Exercise prompt — Your answer should consist of each line below that contains the string "amount".

Entries provided —
*** Block opens ***
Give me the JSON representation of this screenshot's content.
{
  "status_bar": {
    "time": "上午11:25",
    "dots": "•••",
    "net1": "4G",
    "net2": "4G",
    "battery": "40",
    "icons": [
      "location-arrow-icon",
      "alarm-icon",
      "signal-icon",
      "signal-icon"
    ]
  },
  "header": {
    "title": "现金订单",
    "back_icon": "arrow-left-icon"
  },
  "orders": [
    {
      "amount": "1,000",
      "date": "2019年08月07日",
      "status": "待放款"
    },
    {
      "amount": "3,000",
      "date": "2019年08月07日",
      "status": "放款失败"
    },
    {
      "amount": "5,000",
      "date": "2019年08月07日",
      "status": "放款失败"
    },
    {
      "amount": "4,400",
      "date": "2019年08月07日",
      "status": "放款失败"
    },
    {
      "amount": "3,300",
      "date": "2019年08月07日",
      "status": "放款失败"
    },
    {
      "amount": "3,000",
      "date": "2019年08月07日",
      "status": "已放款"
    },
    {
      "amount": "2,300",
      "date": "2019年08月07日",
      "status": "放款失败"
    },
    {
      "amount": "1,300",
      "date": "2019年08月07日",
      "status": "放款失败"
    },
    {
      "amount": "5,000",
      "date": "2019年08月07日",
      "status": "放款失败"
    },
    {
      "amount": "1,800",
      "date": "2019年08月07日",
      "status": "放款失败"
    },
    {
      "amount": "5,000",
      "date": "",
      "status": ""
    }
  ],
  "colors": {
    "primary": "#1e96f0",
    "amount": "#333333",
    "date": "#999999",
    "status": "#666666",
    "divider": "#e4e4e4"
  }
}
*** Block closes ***
Exercise answer —
      "amount": "1,000",
      "amount": "3,000",
      "amount": "5,000",
      "amount": "4,400",
      "amount": "3,300",
      "amount": "3,000",
      "amount": "2,300",
      "amount": "1,300",
      "amount": "5,000",
      "amount": "1,800",
      "amount": "5,000",
    "amount": "#333333",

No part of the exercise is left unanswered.